* **What is required**
Write the entries out again. Every character must match.
[Recorded data Boundary: Start]
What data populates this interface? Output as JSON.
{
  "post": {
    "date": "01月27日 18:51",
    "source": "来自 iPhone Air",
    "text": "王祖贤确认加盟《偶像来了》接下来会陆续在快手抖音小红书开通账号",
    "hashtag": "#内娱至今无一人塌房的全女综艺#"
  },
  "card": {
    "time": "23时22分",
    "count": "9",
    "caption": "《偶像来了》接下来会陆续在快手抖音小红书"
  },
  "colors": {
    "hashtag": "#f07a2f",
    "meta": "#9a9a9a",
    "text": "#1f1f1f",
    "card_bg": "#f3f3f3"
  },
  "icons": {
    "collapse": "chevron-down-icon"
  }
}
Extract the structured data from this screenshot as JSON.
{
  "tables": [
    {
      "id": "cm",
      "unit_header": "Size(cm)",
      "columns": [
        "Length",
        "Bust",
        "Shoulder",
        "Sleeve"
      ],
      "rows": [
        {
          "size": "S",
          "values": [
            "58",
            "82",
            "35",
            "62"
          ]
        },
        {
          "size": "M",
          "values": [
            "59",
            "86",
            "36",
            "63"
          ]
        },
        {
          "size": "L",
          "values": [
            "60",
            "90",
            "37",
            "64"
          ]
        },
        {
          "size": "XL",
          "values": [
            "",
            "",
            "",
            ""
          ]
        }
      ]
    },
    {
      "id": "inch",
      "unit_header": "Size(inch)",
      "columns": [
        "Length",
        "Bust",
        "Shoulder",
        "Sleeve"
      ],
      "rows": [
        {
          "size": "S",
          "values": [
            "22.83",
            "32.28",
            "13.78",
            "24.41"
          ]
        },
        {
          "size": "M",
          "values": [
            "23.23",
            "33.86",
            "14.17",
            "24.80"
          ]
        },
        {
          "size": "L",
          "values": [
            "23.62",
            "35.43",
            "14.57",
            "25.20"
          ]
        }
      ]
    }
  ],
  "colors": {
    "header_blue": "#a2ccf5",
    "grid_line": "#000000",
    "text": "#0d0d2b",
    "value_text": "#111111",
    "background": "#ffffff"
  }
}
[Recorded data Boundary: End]
* **Response to the task**
What data populates this interface? Output as JSON.
{
  "post": {
    "date": "01月27日 18:51",
    "source": "来自 iPhone Air",
    "text": "王祖贤确认加盟《偶像来了》接下来会陆续在快手抖音小红书开通账号",
    "hashtag": "#内娱至今无一人塌房的全女综艺#"
  },
  "card": {
    "time": "23时22分",
    "count": "9",
    "caption": "《偶像来了》接下来会陆续在快手抖音小红书"
  },
  "colors": {
    "hashtag": "#f07a2f",
    "meta": "#9a9a9a",
    "text": "#1f1f1f",
    "card_bg": "#f3f3f3"
  },
  "icons": {
    "collapse": "chevron-down-icon"
  }
}
Extract the structured data from this screenshot as JSON.
{
  "tables": [
    {
      "id": "cm",
      "unit_header": "Size(cm)",
      "columns": [
        "Length",
        "Bust",
        "Shoulder",
        "Sleeve"
      ],
      "rows": [
        {
          "size": "S",
          "values": [
            "58",
            "82",
            "35",
            "62"
          ]
        },
        {
          "size": "M",
          "values": [
            "59",
            "86",
            "36",
            "63"
          ]
        },
        {
          "size": "L",
          "values": [
            "60",
            "90",
            "37",
            "64"
          ]
        },
        {
          "size": "XL",
          "values": [
            "",
            "",
            "",
            ""
          ]
        }
      ]
    },
    {
      "id": "inch",
      "unit_header": "Size(inch)",
      "columns": [
        "Length",
        "Bust",
        "Shoulder",
        "Sleeve"
      ],
      "rows": [
        {
          "size": "S",
          "values": [
            "22.83",
            "32.28",
            "13.78",
            "24.41"
          ]
        },
        {
          "size": "M",
          "values": [
            "23.23",
            "33.86",
            "14.17",
            "24.80"
          ]
        },
        {
          "size": "L",
          "values": [
            "23.62",
            "35.43",
            "14.57",
            "25.20"
          ]
        }
      ]
    }
  ],
  "colors": {
    "header_blue": "#a2ccf5",
    "grid_line": "#000000",
    "text": "#0d0d2b",
    "value_text": "#111111",
    "background": "#ffffff"
  }
}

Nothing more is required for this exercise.